## Your instructions
The entries that follow must be given again exactly, with the pictures excluded.

##### Given information

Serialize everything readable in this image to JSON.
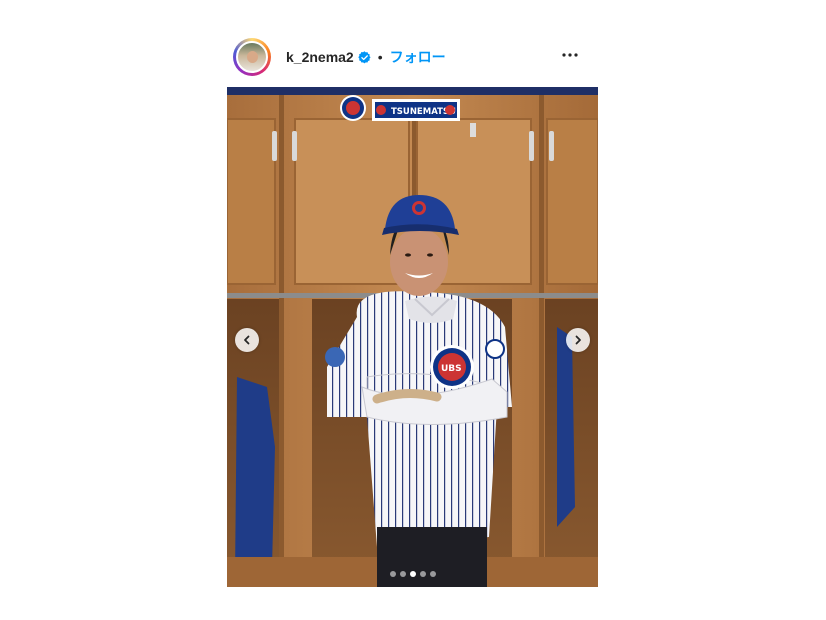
{
  "post": {
    "username": "k_2nema2",
    "separator": "•",
    "follow_label": "フォロー",
    "verified": true,
    "more_icon": "more-horizontal-icon"
  },
  "photo": {
    "nameplate": "TSUNEMATSU",
    "jersey_text": "UBS",
    "carousel_count": 5,
    "carousel_active_index": 2
  },
  "colors": {
    "follow": "#0095f6",
    "text": "#262626",
    "cubs_blue": "#0e3386",
    "cubs_red": "#cc3433"
  }
}
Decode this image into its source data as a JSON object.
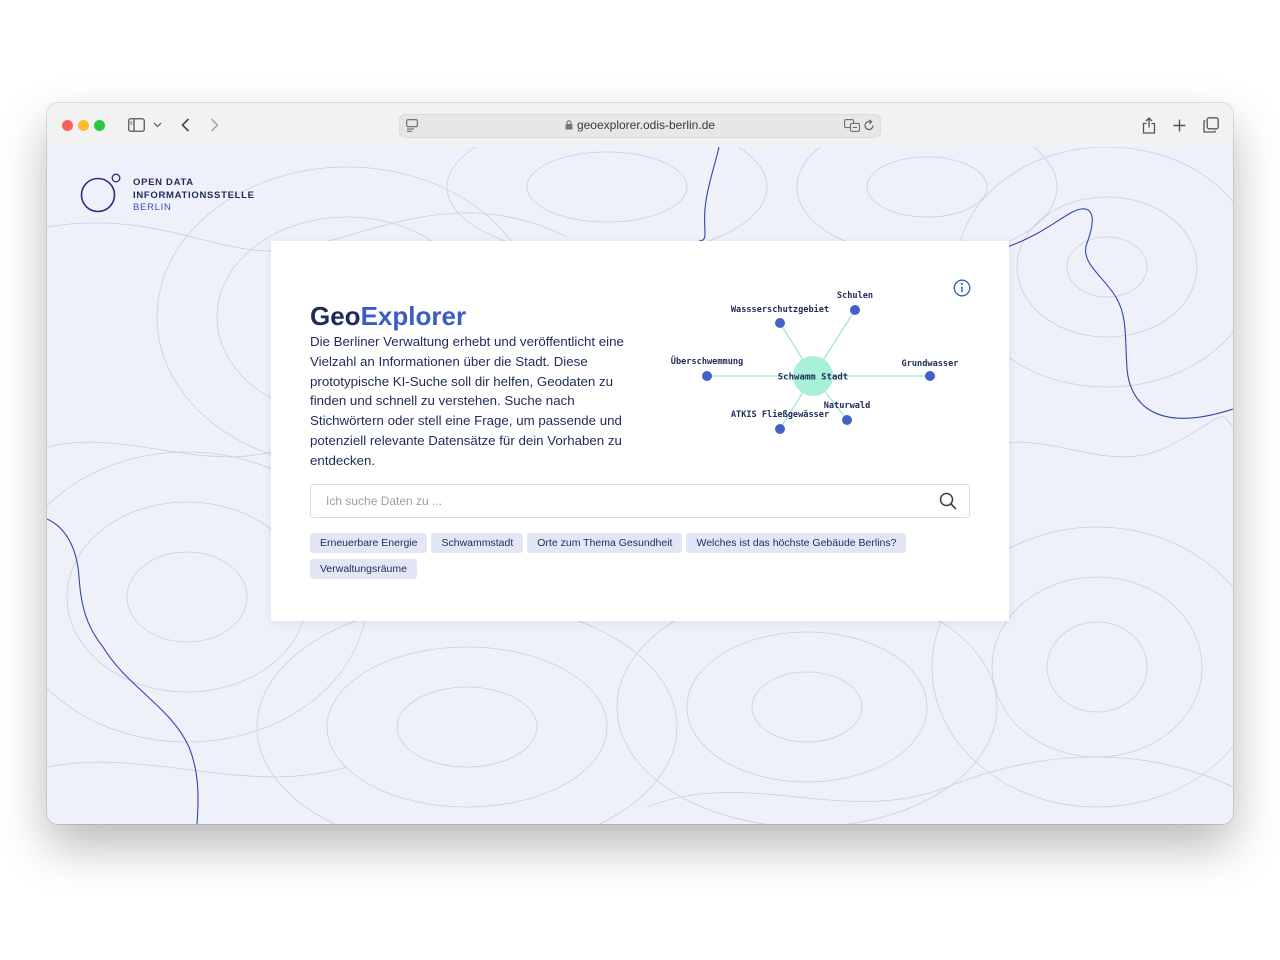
{
  "browser": {
    "url": "geoexplorer.odis-berlin.de"
  },
  "logo": {
    "line1": "OPEN DATA",
    "line2": "INFORMATIONSSTELLE",
    "line3": "BERLIN"
  },
  "card": {
    "title_part1": "Geo",
    "title_part2": "Explorer",
    "description": "Die Berliner Verwaltung erhebt und veröffentlicht eine Vielzahl an Informationen über die Stadt. Diese prototypische KI-Suche soll dir helfen, Geodaten zu finden und schnell zu verstehen. Suche nach Stichwörtern oder stell eine Frage, um passende und potenziell relevante Datensätze für dein Vorhaben zu entdecken."
  },
  "graph": {
    "center": "Schwamm Stadt",
    "nodes": [
      "Wassserschutzgebiet",
      "Schulen",
      "Überschwemmung",
      "Grundwasser",
      "Naturwald",
      "ATKIS Fließgewässer"
    ]
  },
  "search": {
    "placeholder": "Ich suche Daten zu ..."
  },
  "suggestions": [
    "Erneuerbare Energie",
    "Schwammstadt",
    "Orte zum Thema Gesundheit",
    "Welches ist das höchste Gebäude Berlins?",
    "Verwaltungsräume"
  ],
  "colors": {
    "primary_dark": "#1e2a5a",
    "accent_blue": "#3a5cc4",
    "node_blue": "#4262c7",
    "center_mint": "#a8f0d8",
    "edge_mint": "#9fe6d0",
    "chip_bg": "#e3e7f5",
    "page_bg": "#eef1fa"
  }
}
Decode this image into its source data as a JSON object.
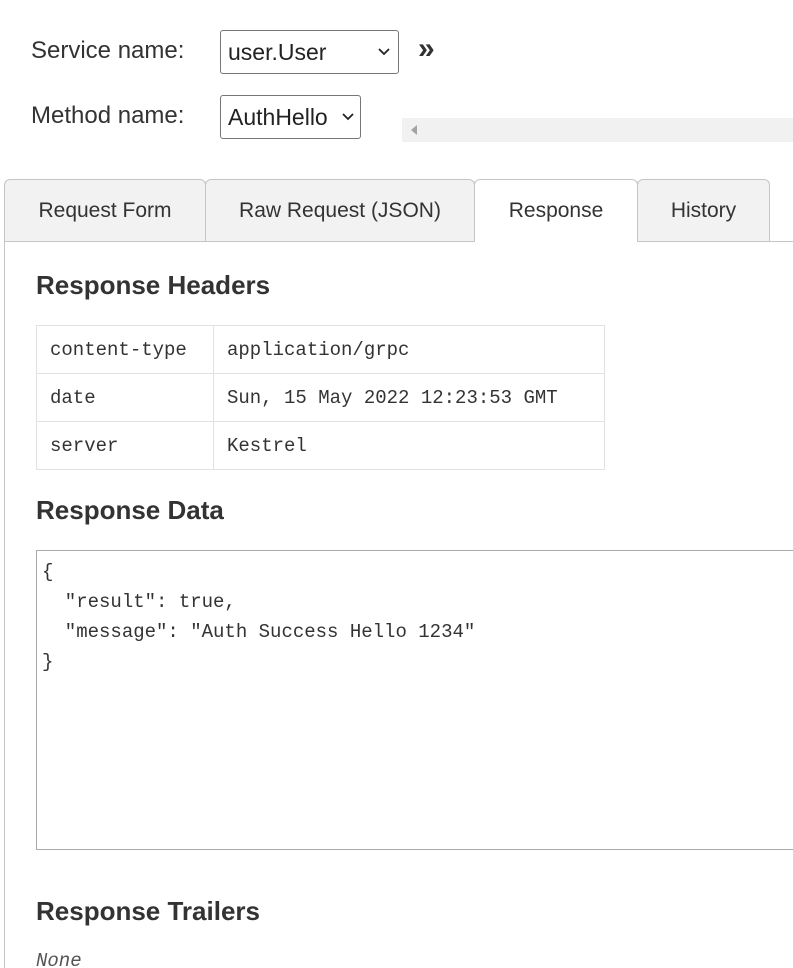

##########

## Written answer
Serialize everything readable in this image to JSON.
{
  "post": {
    "username": "k_2nema2",
    "separator": "•",
    "follow_label": "フォロー",
    "verified": true,
    "more_icon": "more-horizontal-icon"
  },
  "photo": {
    "nameplate": "TSUNEMATSU",
    "jersey_text": "UBS",
    "carousel_count": 5,
    "carousel_active_index": 2
  },
  "colors": {
    "follow": "#0095f6",
    "text": "#262626",
    "cubs_blue": "#0e3386",
    "cubs_red": "#cc3433"
  }
}
Decode this image into its source data as a JSON object.
{
  "browser": {
    "url": "geoexplorer.odis-berlin.de"
  },
  "logo": {
    "line1": "OPEN DATA",
    "line2": "INFORMATIONSSTELLE",
    "line3": "BERLIN"
  },
  "card": {
    "title_part1": "Geo",
    "title_part2": "Explorer",
    "description": "Die Berliner Verwaltung erhebt und veröffentlicht eine Vielzahl an Informationen über die Stadt. Diese prototypische KI-Suche soll dir helfen, Geodaten zu finden und schnell zu verstehen. Suche nach Stichwörtern oder stell eine Frage, um passende und potenziell relevante Datensätze für dein Vorhaben zu entdecken."
  },
  "graph": {
    "center": "Schwamm Stadt",
    "nodes": [
      "Wassserschutzgebiet",
      "Schulen",
      "Überschwemmung",
      "Grundwasser",
      "Naturwald",
      "ATKIS Fließgewässer"
    ]
  },
  "search": {
    "placeholder": "Ich suche Daten zu ..."
  },
  "suggestions": [
    "Erneuerbare Energie",
    "Schwammstadt",
    "Orte zum Thema Gesundheit",
    "Welches ist das höchste Gebäude Berlins?",
    "Verwaltungsräume"
  ],
  "colors": {
    "primary_dark": "#1e2a5a",
    "accent_blue": "#3a5cc4",
    "node_blue": "#4262c7",
    "center_mint": "#a8f0d8",
    "edge_mint": "#9fe6d0",
    "chip_bg": "#e3e7f5",
    "page_bg": "#eef1fa"
  }
}
Decode this image into its source data as a JSON object.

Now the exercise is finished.